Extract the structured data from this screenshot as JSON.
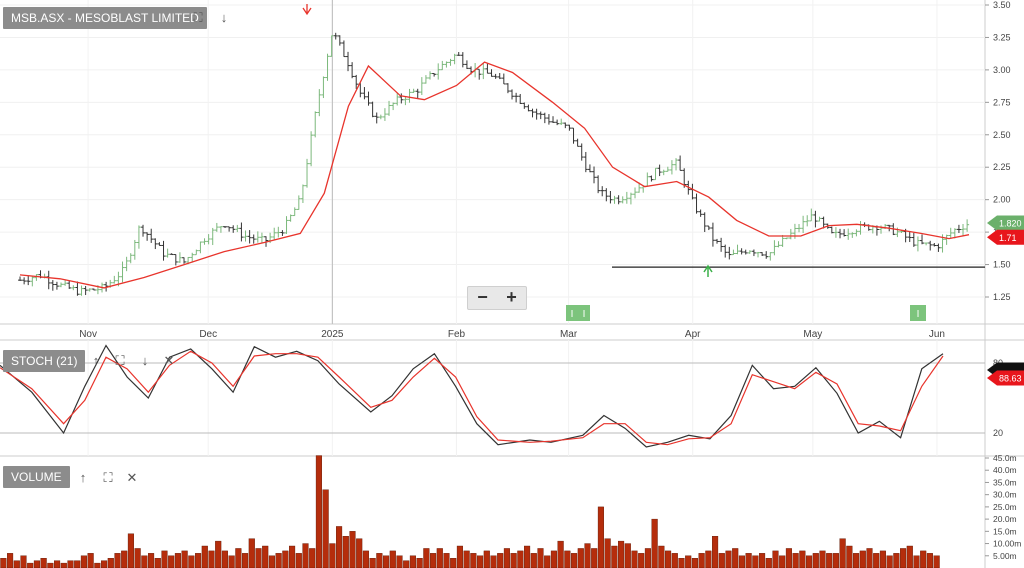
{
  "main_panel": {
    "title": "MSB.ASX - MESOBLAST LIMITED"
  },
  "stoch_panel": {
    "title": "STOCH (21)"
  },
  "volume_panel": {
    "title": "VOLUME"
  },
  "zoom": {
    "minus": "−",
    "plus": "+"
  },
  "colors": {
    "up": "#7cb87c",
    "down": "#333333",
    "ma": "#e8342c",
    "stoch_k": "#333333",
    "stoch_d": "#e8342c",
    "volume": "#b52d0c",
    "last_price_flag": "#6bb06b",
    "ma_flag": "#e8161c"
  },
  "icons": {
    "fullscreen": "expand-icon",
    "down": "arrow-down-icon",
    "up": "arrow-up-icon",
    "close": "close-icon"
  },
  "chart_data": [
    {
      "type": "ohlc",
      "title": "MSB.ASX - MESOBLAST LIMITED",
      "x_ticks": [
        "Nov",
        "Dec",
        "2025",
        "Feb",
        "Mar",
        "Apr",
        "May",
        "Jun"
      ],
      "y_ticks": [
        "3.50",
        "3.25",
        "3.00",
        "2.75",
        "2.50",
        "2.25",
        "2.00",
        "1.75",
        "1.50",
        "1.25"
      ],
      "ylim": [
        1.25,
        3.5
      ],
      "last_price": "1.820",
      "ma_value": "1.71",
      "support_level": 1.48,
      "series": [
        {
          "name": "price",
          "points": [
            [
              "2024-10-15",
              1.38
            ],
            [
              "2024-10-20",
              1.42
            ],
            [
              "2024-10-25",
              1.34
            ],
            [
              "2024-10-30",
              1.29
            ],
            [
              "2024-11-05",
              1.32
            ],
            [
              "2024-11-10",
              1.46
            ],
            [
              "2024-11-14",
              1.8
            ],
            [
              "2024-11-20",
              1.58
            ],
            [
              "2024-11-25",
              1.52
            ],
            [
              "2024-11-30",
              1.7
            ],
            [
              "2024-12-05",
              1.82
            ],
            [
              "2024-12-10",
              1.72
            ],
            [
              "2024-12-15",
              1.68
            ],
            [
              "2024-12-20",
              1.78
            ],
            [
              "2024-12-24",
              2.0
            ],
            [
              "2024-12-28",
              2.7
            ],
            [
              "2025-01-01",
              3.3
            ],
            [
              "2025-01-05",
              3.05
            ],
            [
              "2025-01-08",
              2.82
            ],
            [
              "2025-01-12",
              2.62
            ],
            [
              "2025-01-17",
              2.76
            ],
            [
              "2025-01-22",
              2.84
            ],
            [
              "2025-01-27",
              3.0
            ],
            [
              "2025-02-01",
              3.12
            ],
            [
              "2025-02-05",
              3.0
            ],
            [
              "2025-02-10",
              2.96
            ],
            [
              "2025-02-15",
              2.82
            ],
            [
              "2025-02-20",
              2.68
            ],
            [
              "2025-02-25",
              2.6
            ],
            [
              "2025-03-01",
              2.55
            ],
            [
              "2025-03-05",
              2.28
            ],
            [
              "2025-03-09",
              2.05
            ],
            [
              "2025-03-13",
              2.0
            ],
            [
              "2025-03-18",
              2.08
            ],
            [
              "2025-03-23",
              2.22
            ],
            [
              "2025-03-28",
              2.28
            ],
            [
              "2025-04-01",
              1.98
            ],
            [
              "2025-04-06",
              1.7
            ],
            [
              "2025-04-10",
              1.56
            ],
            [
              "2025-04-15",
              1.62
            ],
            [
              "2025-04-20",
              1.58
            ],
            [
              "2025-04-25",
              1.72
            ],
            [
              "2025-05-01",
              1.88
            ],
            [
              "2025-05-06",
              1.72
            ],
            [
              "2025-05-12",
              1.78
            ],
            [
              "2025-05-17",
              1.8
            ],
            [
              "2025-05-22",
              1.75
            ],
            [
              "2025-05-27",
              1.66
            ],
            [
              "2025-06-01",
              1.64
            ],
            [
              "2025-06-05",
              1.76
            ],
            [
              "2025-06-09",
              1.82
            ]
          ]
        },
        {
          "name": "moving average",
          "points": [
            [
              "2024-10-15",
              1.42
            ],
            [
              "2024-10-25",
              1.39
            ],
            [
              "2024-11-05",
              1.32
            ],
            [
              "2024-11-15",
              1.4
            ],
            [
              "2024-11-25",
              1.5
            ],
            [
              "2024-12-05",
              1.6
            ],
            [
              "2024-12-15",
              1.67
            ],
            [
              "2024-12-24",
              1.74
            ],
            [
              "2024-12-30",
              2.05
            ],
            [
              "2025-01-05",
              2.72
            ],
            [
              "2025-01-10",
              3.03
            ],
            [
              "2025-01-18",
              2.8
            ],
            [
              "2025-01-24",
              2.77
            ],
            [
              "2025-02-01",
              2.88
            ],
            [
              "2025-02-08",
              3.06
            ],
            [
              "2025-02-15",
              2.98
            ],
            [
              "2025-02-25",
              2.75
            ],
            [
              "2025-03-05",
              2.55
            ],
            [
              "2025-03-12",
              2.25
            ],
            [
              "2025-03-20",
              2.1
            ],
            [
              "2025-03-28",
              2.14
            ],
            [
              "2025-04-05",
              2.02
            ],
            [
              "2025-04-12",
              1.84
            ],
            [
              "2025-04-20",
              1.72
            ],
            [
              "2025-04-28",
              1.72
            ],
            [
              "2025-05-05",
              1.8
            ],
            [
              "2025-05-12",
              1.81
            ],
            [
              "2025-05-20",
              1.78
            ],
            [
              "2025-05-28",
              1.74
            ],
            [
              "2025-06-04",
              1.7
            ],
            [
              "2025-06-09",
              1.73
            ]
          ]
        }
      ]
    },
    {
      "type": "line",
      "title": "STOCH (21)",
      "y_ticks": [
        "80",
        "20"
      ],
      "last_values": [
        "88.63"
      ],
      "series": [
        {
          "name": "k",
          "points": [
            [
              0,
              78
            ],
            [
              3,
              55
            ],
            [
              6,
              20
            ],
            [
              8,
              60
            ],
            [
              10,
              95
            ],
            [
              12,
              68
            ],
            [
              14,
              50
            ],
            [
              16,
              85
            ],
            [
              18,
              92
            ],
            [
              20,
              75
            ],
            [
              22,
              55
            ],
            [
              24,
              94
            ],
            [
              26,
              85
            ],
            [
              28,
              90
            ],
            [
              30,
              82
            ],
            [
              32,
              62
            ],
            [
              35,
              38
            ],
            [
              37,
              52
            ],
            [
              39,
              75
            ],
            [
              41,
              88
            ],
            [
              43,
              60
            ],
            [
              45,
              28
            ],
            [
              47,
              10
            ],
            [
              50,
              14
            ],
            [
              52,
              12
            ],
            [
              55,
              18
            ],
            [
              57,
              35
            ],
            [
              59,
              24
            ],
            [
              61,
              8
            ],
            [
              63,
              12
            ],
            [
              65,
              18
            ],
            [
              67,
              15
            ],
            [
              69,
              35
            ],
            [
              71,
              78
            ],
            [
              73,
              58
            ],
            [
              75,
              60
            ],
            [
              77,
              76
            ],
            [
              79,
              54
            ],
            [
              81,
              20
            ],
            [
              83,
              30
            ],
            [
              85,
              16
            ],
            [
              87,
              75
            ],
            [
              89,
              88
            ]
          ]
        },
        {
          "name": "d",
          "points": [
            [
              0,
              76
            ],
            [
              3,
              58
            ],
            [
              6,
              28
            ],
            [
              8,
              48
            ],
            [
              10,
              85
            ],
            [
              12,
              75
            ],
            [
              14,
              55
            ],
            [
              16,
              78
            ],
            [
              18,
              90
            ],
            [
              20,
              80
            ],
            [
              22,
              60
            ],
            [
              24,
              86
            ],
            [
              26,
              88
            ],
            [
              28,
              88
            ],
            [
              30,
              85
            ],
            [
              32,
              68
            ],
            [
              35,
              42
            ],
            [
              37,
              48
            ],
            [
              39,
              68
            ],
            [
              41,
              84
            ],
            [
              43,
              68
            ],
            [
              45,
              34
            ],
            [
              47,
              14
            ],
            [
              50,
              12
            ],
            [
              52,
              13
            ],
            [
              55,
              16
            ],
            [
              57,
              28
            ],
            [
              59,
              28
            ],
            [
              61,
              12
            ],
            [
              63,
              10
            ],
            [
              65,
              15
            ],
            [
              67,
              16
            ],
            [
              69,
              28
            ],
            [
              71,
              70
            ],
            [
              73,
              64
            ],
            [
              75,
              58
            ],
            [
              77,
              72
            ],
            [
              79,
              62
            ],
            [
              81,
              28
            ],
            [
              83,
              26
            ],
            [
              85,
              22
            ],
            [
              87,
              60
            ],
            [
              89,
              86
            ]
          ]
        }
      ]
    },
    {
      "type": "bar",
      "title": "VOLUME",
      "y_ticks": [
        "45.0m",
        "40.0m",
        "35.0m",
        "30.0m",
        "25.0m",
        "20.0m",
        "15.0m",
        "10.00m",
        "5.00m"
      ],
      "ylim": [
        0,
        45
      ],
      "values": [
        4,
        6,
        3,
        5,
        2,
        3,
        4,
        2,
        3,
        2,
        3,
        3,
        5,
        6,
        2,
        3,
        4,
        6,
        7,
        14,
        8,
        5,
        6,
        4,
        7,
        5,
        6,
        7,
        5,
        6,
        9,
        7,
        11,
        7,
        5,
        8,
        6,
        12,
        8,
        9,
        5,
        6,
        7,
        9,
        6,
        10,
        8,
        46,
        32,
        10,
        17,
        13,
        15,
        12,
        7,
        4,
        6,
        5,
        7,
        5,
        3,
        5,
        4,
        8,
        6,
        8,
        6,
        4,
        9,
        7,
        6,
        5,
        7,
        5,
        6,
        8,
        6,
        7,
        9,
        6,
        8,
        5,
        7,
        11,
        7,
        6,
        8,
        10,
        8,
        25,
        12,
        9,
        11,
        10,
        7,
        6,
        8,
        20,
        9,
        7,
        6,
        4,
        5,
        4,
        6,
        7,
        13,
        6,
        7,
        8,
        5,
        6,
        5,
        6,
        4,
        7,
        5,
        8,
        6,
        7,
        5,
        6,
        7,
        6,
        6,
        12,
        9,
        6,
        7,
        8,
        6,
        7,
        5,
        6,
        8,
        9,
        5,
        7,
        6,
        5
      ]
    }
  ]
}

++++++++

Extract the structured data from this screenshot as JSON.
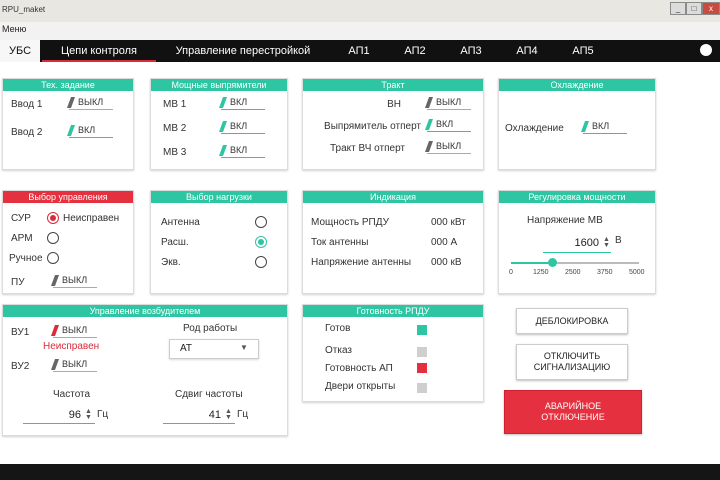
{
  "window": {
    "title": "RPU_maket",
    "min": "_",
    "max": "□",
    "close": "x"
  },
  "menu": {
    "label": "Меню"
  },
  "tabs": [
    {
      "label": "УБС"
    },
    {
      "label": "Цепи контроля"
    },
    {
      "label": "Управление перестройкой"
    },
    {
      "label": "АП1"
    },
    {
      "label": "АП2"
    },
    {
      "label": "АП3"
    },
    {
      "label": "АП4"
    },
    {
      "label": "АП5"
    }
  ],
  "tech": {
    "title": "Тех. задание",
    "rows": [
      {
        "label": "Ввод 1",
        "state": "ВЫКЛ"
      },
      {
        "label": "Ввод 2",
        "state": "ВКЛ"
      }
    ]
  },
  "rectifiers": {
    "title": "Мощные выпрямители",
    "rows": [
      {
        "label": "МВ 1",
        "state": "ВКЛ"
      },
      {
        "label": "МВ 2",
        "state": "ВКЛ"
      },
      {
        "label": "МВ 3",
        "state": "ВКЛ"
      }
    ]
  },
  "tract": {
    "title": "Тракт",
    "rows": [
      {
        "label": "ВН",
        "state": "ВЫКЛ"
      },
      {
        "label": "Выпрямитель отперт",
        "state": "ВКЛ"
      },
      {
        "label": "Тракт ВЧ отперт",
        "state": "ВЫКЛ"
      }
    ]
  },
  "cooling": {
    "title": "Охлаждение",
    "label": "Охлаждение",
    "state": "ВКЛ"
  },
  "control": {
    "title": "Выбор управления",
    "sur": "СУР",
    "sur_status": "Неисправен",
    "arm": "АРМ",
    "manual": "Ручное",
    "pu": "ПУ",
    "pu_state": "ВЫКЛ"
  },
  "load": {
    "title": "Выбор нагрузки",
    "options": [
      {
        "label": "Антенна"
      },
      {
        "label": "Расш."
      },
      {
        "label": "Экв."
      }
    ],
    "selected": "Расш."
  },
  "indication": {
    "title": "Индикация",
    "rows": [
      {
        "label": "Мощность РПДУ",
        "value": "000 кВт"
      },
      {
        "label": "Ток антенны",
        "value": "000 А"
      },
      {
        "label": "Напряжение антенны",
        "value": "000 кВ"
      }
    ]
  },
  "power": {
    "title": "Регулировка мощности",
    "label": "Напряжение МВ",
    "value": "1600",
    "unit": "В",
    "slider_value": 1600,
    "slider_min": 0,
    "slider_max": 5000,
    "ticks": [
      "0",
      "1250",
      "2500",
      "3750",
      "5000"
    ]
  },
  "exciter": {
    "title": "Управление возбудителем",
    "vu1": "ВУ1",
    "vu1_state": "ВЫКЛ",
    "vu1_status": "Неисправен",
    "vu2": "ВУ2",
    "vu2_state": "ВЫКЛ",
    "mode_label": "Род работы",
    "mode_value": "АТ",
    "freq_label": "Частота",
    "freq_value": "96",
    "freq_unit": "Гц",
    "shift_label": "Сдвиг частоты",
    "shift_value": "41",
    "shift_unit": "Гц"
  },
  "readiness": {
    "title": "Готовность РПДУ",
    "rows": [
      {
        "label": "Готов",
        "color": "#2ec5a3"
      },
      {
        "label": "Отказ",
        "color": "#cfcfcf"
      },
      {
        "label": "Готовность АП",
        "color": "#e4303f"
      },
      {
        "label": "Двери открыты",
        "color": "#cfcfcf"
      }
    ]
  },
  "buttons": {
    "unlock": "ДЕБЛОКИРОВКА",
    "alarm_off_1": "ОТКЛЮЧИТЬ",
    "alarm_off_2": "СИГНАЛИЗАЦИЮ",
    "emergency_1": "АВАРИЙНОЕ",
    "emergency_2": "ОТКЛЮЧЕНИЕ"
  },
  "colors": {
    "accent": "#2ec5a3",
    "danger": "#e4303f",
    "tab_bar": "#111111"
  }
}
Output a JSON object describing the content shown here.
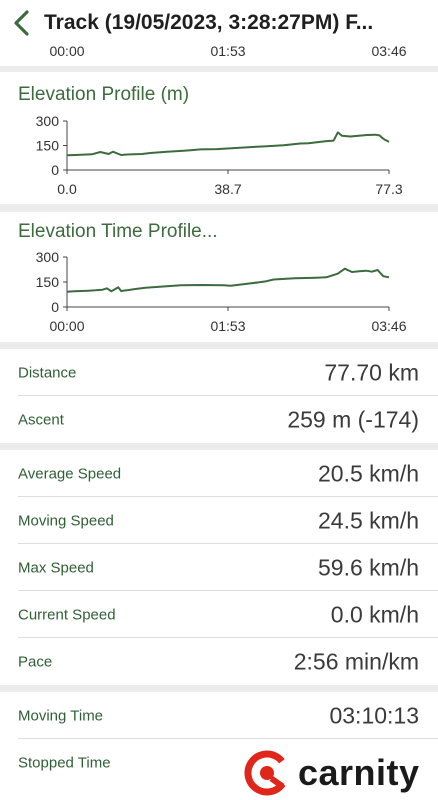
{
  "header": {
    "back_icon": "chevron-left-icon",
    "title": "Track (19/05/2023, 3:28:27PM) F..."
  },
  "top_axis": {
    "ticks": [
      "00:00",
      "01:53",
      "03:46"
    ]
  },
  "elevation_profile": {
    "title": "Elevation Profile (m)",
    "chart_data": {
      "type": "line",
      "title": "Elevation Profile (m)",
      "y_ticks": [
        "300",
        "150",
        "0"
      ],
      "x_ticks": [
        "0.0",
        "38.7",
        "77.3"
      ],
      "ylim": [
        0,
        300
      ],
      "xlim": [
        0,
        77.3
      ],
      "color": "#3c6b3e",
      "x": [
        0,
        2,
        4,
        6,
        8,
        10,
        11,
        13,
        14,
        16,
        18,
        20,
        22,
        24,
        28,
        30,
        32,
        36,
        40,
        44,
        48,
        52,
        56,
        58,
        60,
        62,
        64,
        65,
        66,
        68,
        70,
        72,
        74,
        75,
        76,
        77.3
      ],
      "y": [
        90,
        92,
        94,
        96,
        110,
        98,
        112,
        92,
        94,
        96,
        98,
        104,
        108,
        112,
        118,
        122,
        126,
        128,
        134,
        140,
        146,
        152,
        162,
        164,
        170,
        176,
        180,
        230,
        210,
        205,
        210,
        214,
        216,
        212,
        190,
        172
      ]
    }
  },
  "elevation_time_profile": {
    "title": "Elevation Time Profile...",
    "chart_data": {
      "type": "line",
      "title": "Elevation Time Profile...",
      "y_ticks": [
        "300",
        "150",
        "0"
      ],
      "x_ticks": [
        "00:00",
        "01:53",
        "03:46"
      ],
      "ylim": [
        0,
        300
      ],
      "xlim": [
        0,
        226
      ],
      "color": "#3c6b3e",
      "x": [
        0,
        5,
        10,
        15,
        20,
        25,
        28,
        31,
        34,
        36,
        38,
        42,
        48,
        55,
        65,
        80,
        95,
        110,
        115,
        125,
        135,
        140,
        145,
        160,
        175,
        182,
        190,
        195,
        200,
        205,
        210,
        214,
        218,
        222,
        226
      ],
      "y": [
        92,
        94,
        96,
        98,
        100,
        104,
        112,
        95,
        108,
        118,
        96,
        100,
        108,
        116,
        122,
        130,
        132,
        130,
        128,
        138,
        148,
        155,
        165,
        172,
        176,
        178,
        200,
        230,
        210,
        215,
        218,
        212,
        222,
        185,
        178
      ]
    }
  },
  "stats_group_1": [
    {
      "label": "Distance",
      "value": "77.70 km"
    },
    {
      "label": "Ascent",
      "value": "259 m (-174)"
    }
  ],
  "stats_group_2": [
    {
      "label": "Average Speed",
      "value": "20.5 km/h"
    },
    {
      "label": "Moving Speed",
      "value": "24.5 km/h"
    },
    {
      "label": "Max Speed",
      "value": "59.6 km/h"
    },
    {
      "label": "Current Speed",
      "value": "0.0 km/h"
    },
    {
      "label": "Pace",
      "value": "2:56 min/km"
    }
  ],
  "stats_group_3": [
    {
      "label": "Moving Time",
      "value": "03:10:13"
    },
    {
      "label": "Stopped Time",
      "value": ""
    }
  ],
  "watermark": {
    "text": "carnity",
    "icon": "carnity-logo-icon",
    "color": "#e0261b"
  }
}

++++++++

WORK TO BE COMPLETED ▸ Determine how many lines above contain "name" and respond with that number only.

RESULT ▸ 4